The celebration of the Islamic holiday of Eid-ul-Adha is a reminder of whole-animal food preparation, an essential process throughout the developing world that is enjoying a renaissance in modern American dining.
Eid-ul-Adha – or Bakra Eid (Eid of the goat) as we called it – is a day on which Muslims around the world sacrifice cows and goats in remembrance of Abraham’s willingness to sacrifice his son for God. Growing up in Karachi, I remember trucks stopping door-to-door picking up animal skins, excited chatter about the treats we would soon enjoy, and visiting friends and family to share carefully packaged cuts of meat.
My appreciation and understanding for this tradition took on a new perspective two years ago when my grandmother visited me in Atlanta. My sister and I were discussing this crazy new food movement in the American south that used buzzwords like farm-to-table, organic, and whole-animal cuisine.
CNN Producer Amir Ahmed and wife Mona Megahed share the story of how their family celebrates Eid al-Fitr - the end of the Muslim holy month of Ramadan. From dawn to dusk during the ninth month of the Islamic calendar, observant Muslims abstain from eating, drinking, smoking and sex in order to purify themselves, learn humility, pray and concentrate on Allah's teachings. Click through the gallery above for images of Eid fare around the world.
Ramadan and Eid are special times of the year when people from various parts of the globe enjoy cooking and sharing their traditional foods. Muslim families typically break their fast together and savor the scrumptious meals that have been prepared that day. We have tried a variety of traditional food during this Ramadan but we must admit; our favorite is the Egyptian cuisine. Perhaps we are biased because we trace our roots to the Middle East.
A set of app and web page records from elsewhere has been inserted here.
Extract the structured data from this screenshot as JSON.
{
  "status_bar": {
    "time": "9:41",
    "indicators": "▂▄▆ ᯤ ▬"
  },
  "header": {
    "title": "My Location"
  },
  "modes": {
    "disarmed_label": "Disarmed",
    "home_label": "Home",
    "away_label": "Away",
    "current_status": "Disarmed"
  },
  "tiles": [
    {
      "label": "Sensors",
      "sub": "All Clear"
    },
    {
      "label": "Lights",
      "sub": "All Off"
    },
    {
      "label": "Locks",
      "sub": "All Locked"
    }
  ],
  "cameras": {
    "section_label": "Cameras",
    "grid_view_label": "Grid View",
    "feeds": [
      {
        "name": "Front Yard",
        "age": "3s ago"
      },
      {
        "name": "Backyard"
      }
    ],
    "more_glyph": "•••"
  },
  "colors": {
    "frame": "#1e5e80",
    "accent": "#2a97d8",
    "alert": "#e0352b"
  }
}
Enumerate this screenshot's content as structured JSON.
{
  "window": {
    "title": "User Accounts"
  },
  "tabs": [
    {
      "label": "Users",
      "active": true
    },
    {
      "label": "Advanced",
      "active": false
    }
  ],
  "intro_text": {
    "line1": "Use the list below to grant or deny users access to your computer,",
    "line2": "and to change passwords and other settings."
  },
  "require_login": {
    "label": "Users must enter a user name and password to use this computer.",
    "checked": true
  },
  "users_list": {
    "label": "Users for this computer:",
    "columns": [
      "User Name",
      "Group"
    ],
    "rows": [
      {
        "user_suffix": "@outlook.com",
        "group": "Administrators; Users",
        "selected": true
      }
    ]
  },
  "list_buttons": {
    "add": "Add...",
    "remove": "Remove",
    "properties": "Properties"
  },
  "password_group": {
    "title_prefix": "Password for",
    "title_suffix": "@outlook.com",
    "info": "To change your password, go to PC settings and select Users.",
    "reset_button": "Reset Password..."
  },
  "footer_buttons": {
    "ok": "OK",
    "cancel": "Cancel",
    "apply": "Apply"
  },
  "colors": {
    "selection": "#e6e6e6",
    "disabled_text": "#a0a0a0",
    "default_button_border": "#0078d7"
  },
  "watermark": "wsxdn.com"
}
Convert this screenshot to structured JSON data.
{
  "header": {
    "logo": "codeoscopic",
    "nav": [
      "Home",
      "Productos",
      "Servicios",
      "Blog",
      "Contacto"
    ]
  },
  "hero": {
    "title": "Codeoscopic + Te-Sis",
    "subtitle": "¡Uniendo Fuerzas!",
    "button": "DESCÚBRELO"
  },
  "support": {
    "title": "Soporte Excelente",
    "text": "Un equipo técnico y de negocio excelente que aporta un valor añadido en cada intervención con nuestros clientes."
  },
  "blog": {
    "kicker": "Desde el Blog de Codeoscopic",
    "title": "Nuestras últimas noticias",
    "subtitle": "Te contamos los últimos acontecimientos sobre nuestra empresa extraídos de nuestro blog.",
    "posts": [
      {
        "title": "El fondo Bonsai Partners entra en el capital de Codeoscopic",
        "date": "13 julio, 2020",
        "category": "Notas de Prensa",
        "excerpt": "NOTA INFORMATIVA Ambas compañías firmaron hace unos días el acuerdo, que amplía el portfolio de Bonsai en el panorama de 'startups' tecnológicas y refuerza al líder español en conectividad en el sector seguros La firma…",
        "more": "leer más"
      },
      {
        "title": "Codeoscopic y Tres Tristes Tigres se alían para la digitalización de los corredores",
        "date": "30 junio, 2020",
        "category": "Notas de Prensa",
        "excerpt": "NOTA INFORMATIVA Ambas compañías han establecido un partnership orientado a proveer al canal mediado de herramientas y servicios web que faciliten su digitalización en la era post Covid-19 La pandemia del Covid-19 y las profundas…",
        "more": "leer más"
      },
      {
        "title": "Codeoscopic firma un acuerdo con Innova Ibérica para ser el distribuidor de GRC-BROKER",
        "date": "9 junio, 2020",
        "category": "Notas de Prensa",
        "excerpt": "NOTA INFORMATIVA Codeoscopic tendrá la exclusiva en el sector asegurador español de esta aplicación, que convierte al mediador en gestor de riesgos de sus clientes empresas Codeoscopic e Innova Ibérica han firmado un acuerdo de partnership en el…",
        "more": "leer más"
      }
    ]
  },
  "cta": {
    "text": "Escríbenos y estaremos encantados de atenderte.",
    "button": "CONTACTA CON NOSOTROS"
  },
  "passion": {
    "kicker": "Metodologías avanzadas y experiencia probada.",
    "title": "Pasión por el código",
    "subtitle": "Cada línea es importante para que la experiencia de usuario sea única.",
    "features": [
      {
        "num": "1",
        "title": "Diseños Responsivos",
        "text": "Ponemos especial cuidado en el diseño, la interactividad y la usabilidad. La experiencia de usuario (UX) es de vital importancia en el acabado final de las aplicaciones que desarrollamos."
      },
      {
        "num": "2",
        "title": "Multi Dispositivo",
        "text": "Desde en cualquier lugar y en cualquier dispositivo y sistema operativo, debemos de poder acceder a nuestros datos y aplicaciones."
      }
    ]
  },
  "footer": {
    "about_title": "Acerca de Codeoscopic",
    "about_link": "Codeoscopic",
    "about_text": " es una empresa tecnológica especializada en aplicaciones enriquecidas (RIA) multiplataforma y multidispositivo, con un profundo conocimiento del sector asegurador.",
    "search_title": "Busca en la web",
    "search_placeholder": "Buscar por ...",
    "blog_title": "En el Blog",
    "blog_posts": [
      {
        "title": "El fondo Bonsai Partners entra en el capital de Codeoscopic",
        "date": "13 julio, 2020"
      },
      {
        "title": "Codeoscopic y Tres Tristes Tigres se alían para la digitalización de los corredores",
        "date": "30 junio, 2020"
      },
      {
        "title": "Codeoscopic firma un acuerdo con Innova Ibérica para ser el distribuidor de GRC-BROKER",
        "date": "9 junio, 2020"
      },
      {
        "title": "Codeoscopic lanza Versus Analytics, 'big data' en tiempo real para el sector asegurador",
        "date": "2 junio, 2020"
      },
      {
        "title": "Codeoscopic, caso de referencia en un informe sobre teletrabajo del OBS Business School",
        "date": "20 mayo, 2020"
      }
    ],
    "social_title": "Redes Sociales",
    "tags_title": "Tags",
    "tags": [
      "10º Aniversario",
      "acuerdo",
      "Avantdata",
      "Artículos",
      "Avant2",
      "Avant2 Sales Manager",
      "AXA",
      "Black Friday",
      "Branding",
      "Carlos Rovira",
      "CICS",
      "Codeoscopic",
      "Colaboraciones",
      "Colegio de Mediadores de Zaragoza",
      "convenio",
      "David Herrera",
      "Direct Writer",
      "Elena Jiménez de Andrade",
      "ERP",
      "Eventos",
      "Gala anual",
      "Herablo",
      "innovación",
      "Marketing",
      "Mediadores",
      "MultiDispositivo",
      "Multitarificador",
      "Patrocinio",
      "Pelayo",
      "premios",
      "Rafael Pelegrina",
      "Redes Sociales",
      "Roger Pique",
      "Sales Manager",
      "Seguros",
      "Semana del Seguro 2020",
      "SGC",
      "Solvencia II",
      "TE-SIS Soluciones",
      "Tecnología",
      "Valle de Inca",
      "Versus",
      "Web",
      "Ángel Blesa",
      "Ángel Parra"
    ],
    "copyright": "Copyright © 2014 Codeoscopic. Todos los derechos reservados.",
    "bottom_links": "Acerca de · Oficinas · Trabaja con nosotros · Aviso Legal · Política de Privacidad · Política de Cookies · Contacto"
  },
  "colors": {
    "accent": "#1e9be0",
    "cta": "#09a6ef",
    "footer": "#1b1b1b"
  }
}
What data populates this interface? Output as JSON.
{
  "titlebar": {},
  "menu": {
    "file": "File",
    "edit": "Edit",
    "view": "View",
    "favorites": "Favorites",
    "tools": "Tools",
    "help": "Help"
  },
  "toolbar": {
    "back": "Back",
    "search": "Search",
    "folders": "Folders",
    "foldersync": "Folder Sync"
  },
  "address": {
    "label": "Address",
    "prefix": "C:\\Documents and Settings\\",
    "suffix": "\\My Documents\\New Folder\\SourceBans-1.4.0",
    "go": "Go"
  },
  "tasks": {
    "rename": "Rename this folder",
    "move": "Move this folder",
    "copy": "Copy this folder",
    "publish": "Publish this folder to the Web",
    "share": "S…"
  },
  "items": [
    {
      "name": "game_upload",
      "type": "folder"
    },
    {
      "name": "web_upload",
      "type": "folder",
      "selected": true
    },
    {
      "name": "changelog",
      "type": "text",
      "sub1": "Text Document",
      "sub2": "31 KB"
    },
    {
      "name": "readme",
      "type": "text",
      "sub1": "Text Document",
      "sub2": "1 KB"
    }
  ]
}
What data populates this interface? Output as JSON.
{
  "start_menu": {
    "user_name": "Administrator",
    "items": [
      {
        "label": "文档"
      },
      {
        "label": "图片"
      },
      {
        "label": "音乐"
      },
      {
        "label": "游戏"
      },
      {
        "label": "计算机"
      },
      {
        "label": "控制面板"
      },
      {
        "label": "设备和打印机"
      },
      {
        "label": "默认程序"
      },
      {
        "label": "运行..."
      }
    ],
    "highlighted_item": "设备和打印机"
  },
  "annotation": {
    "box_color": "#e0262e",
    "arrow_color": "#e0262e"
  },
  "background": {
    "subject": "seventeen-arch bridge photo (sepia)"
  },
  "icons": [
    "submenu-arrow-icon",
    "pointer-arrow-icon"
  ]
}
Breaking the fast is a truly social event. At dawn, typically Egyptian families invite friends and relatives to break their fast with either dates or a drink of "Qamar-eddeen" - an apricot juice with small bits of different dried fruit and nuts.
The delicious drink – almost exclusively served during Ramadan – is supposed to supply the body with a much needed dose of sugar after many hours of fasting. It contains raisins and bits of figs, dates, apricots, pine nuts, almonds, and hazelnuts.